### TASK STATEMENT
From the records below, pull each line that has "Mozilla".

─── INFORMATION PROVIDED ───

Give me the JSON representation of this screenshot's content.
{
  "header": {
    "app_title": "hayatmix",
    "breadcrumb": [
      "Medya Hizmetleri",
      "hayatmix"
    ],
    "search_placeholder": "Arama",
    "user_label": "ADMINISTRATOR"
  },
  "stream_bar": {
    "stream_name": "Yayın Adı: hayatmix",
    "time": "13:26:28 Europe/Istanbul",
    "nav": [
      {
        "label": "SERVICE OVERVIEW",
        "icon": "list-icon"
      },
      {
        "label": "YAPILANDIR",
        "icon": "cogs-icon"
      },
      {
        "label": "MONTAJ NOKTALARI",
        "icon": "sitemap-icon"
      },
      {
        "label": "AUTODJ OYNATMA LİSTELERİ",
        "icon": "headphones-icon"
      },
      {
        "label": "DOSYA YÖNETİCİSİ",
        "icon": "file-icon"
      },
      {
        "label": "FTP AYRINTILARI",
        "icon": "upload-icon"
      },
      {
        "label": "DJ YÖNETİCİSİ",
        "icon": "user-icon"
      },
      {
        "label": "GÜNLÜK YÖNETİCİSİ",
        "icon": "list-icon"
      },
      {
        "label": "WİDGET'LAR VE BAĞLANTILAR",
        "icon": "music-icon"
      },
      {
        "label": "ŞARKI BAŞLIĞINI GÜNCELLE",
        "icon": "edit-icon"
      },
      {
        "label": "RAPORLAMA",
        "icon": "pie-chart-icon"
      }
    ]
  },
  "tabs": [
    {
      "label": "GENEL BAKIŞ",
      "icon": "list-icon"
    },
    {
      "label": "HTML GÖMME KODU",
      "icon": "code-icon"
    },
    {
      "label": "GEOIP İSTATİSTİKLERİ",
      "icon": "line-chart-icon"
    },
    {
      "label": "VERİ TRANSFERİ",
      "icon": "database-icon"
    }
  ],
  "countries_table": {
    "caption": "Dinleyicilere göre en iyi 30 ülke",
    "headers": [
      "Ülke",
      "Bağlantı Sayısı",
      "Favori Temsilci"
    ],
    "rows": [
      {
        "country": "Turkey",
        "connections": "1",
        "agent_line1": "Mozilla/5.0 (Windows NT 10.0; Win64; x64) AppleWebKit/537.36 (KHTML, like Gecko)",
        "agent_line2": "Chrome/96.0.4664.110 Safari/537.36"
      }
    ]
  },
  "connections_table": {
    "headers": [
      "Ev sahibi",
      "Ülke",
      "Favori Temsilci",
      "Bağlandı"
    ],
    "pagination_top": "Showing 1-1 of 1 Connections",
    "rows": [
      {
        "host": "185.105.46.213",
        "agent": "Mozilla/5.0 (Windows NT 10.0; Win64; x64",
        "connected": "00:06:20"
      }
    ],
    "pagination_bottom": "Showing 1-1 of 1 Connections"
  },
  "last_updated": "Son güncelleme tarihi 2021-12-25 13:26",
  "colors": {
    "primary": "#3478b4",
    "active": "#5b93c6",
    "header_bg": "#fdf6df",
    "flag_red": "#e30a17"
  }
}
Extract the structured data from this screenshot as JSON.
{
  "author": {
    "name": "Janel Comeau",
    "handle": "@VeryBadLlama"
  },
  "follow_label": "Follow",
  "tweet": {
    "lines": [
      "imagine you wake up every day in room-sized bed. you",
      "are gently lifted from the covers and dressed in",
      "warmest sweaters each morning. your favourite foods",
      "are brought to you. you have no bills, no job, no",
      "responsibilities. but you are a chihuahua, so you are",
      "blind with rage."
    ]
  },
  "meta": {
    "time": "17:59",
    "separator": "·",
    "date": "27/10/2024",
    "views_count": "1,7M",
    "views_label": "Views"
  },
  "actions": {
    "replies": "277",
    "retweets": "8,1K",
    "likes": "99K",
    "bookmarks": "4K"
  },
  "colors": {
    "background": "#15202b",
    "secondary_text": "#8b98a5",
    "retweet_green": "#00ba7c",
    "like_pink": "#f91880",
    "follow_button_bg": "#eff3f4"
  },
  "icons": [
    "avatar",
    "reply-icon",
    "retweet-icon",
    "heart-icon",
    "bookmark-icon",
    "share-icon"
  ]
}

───

### OUTPUT
        "agent_line1": "Mozilla/5.0 (Windows NT 10.0; Win64; x64) AppleWebKit/537.36 (KHTML, like Gecko)",
        "agent": "Mozilla/5.0 (Windows NT 10.0; Win64; x64",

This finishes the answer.